Segment Start: Dataset content

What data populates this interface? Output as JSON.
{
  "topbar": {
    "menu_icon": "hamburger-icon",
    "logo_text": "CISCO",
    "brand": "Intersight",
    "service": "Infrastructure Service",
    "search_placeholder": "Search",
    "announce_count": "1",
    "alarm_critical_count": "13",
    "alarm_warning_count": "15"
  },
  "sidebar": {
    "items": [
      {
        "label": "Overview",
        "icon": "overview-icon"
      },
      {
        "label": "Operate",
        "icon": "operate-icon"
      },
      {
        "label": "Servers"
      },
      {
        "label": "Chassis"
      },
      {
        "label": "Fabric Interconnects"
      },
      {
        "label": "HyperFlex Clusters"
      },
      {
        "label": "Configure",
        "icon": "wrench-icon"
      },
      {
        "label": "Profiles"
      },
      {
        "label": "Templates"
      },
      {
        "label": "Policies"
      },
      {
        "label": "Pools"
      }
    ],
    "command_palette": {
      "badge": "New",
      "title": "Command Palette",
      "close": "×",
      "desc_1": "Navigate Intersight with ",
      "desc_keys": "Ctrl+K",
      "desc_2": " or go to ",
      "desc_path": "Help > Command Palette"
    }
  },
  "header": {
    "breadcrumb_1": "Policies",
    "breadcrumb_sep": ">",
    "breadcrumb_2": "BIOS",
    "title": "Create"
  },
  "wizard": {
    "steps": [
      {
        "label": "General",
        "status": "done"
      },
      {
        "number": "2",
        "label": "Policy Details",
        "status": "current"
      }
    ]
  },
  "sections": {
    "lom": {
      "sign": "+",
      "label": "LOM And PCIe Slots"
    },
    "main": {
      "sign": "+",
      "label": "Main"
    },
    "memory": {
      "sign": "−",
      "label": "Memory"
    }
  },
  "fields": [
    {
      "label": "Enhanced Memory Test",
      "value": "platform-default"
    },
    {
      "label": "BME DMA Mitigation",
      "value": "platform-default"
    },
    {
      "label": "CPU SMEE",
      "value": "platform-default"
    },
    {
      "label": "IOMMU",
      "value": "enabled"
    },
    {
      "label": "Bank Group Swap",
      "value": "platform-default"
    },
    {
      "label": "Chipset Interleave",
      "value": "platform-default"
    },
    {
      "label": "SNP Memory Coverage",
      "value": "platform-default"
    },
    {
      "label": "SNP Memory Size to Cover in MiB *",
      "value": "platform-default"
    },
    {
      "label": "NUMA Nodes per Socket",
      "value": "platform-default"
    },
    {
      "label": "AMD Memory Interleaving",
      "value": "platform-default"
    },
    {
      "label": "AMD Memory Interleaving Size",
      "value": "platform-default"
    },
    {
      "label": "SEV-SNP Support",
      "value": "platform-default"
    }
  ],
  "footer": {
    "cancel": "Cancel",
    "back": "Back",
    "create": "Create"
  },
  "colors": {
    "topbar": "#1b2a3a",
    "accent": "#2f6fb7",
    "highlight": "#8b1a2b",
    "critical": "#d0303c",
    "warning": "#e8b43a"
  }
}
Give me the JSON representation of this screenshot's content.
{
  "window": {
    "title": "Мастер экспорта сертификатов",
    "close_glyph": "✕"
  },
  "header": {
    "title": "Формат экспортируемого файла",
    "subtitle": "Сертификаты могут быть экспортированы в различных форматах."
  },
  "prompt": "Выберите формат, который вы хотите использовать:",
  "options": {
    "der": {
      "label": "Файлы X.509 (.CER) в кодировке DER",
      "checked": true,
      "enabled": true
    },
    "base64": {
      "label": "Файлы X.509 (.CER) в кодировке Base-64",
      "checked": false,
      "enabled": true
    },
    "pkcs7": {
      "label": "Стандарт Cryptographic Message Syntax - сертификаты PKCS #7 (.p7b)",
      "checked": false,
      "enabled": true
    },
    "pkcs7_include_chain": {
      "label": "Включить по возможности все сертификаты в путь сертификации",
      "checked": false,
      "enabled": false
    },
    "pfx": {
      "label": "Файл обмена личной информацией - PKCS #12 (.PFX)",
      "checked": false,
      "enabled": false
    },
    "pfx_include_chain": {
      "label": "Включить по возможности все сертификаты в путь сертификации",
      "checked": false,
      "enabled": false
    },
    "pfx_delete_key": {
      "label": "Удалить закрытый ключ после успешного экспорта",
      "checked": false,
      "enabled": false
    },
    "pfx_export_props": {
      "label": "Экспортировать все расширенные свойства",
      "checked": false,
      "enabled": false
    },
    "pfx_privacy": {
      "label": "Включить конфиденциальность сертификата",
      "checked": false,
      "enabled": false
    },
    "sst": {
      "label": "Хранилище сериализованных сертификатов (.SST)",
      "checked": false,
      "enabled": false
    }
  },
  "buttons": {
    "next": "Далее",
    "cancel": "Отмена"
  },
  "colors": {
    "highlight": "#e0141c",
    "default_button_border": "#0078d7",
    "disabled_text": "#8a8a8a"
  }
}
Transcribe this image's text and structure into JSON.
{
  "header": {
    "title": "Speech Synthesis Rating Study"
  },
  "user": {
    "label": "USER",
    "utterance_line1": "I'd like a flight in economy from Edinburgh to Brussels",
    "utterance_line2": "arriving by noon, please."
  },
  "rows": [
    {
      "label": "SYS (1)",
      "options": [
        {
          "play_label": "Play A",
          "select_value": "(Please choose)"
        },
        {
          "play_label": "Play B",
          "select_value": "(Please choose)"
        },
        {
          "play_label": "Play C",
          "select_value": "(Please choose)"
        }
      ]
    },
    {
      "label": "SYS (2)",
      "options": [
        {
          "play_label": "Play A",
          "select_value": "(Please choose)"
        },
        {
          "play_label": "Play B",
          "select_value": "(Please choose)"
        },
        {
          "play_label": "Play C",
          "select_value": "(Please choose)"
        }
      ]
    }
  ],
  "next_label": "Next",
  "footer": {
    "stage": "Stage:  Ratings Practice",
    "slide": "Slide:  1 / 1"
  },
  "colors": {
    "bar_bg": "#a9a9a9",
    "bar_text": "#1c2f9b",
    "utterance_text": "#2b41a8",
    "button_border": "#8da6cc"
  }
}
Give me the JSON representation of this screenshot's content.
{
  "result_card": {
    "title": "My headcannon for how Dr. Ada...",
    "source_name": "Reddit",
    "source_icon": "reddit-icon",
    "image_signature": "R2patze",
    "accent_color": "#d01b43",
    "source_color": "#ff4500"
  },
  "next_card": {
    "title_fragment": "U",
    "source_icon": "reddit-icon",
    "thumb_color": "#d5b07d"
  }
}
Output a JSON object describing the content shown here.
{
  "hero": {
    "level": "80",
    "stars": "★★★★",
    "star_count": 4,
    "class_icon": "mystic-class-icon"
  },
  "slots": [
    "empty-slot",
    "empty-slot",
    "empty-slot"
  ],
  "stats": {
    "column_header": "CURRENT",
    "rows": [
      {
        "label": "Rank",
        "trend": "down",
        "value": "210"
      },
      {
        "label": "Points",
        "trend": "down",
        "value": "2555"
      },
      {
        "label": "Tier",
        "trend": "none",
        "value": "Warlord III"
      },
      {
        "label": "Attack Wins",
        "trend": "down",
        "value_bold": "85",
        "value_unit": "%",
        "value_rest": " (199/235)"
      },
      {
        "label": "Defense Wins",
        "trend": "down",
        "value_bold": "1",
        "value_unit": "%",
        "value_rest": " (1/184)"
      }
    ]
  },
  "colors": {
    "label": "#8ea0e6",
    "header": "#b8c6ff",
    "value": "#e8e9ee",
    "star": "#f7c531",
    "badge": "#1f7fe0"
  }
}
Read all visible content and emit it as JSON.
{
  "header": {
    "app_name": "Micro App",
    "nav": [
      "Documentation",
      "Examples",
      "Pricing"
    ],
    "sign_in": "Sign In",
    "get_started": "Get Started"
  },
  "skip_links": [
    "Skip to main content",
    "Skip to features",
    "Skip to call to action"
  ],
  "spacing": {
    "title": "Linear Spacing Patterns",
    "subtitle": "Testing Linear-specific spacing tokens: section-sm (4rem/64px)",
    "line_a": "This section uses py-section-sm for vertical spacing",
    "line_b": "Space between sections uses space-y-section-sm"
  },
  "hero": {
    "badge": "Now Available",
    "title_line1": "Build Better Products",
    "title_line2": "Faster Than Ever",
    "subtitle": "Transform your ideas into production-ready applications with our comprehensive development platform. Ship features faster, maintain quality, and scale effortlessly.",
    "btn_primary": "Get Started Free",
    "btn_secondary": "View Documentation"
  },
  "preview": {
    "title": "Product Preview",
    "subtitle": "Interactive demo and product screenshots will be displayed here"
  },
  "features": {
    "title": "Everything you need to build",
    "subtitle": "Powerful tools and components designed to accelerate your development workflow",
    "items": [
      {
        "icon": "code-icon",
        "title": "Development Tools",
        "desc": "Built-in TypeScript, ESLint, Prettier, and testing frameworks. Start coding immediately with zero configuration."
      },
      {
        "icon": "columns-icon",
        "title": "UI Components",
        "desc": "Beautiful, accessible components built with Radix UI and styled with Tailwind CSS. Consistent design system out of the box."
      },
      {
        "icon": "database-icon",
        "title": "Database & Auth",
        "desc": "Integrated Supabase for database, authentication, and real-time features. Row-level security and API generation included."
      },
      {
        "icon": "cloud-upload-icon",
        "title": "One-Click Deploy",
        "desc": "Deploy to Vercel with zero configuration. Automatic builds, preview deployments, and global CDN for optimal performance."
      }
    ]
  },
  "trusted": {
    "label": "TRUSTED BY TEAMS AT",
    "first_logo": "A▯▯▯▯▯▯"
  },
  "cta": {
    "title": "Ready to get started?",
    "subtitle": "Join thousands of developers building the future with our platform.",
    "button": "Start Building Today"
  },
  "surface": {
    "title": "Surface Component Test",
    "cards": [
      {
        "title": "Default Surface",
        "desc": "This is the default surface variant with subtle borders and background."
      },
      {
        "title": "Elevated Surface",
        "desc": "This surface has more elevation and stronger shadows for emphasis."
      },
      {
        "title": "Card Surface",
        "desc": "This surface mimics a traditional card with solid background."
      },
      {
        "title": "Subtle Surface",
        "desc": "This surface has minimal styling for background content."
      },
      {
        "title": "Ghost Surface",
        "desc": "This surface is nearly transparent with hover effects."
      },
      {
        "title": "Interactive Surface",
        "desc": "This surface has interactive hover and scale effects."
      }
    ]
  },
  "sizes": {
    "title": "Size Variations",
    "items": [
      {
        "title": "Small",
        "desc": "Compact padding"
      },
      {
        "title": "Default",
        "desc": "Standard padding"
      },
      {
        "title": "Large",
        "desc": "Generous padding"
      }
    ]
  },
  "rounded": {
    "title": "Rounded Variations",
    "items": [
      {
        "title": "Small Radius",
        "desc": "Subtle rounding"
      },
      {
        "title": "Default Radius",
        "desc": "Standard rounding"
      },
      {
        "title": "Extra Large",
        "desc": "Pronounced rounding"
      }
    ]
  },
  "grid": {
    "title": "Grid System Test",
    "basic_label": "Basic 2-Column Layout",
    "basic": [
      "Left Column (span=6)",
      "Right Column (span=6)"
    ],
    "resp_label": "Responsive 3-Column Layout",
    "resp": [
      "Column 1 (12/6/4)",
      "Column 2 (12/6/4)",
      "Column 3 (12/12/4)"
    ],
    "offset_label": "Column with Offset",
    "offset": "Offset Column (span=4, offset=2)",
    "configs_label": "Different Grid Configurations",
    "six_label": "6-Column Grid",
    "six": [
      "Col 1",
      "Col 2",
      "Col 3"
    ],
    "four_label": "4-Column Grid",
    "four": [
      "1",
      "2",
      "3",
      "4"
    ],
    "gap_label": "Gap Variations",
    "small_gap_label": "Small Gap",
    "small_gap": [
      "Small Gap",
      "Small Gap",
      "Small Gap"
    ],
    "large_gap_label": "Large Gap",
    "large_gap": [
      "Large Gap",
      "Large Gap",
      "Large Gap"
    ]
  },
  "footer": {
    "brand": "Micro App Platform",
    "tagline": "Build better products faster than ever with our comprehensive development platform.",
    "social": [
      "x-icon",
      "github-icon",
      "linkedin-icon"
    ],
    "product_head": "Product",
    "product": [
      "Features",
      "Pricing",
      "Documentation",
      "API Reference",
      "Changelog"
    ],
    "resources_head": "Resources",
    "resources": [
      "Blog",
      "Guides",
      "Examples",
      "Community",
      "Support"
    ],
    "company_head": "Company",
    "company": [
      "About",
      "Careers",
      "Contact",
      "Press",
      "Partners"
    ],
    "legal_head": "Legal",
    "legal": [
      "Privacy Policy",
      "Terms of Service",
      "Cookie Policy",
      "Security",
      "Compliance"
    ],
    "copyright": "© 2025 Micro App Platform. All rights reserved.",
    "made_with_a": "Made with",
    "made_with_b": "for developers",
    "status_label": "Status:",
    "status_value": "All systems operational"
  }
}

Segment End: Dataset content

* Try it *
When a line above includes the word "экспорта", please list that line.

* Answer to this problem *
    "title": "Мастер экспорта сертификатов",
      "label": "Удалить закрытый ключ после успешного экспорта",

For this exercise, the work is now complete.